William Stubbs (1825--1901): Victorian historian and churchman

Date of Completion

January 2002


Biography|History, Church|History, European
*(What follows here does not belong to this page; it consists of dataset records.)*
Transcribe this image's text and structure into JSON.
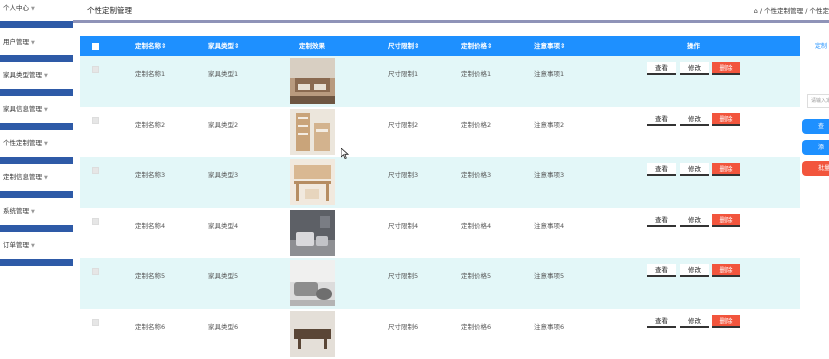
{
  "sidebar": {
    "items": [
      {
        "label": "个人中心"
      },
      {
        "label": "用户管理"
      },
      {
        "label": "家具类型管理"
      },
      {
        "label": "家具信息管理"
      },
      {
        "label": "个性定制管理"
      },
      {
        "label": "定制信息管理"
      },
      {
        "label": "系统管理"
      },
      {
        "label": "订单管理"
      }
    ],
    "accent_color": "#2e5aa7"
  },
  "header": {
    "title": "个性定制管理",
    "breadcrumb": "/ 个性定制管理 / 个性定",
    "home_icon": "home-icon"
  },
  "table": {
    "columns": [
      "定制名称",
      "家具类型",
      "定制效果",
      "尺寸限制",
      "定制价格",
      "注意事项",
      "操作"
    ],
    "header_color": "#1e90ff",
    "alt_row_color": "#e3f7f8",
    "rows": [
      {
        "name": "定制名称1",
        "type": "家具类型1",
        "size": "尺寸限制1",
        "price": "定制价格1",
        "note": "注意事项1"
      },
      {
        "name": "定制名称2",
        "type": "家具类型2",
        "size": "尺寸限制2",
        "price": "定制价格2",
        "note": "注意事项2"
      },
      {
        "name": "定制名称3",
        "type": "家具类型3",
        "size": "尺寸限制3",
        "price": "定制价格3",
        "note": "注意事项3"
      },
      {
        "name": "定制名称4",
        "type": "家具类型4",
        "size": "尺寸限制4",
        "price": "定制价格4",
        "note": "注意事项4"
      },
      {
        "name": "定制名称5",
        "type": "家具类型5",
        "size": "尺寸限制5",
        "price": "定制价格5",
        "note": "注意事项5"
      },
      {
        "name": "定制名称6",
        "type": "家具类型6",
        "size": "尺寸限制6",
        "price": "定制价格6",
        "note": "注意事项6"
      }
    ],
    "actions": {
      "view": "查看",
      "edit": "修改",
      "delete": "删除"
    },
    "delete_color": "#f2553d"
  },
  "right_panel": {
    "label": "定制",
    "search_placeholder": "请输入定",
    "buttons": [
      {
        "label": "查",
        "color": "#1e90ff"
      },
      {
        "label": "添",
        "color": "#1e90ff"
      },
      {
        "label": "批量",
        "color": "#f2553d"
      }
    ]
  }
}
William Stubbs was among the most learned men of the Victorian age. His life and career exemplified many of the concerns, aspirations and values of that era. He rose from poverty in Knaresborough, Yorkshire, to become a vicar, Regius Professor of Modern History at Oxford and then Bishop, successively of Chester and Oxford. Stubbs was among those Victorians who, while drawing inspiration from the past, helped to lay the foundations for the modern world. His great work and lasting achievement was the introduction of academic, medieval history, into the English universities. ^ Essentially an autodidact, Stubbs was the first professor of history in England, as that term is now understood. Inspired by the Oxford Movement and contemporary German historians, Stubbs revolutionized the curriculum at Oxford and displaced the Classics with the study of English medieval history, an endeavor made possible with his Select Charters (1870) and monumental Constitutional History (1873–1878). Stubbs's other service to medieval scholarship was to edit texts for the Rolls Series. As a historian, Stubbs should be seen within the contexts of German historiography, in the manner of Leopold von Ranke and Georg Waitz, and English narrative history as represented by St. Bede, Matthew Paris, Gibbon and Macaulay. ^ Stubbs saw English history as being unique, if not Providential. He stressed its continuity, Teutonic origins, medieval representative Parliament and the significance of the Lancastrian dynasty in the growth of liberty. His political and ecclesiastical interpretations were to be challenged by F. W. Maitland. ^ The Oxford Movement, with it emphasis on pastoral work and scholarship, also inspired Stubbs's work as a High Churchman. His most notable contributions to the Church were his historical defense of its history and identity, as well as his involvement in the Ritualist controversies. Stubbs died in 1901, soon after Queen Victoria herself. ^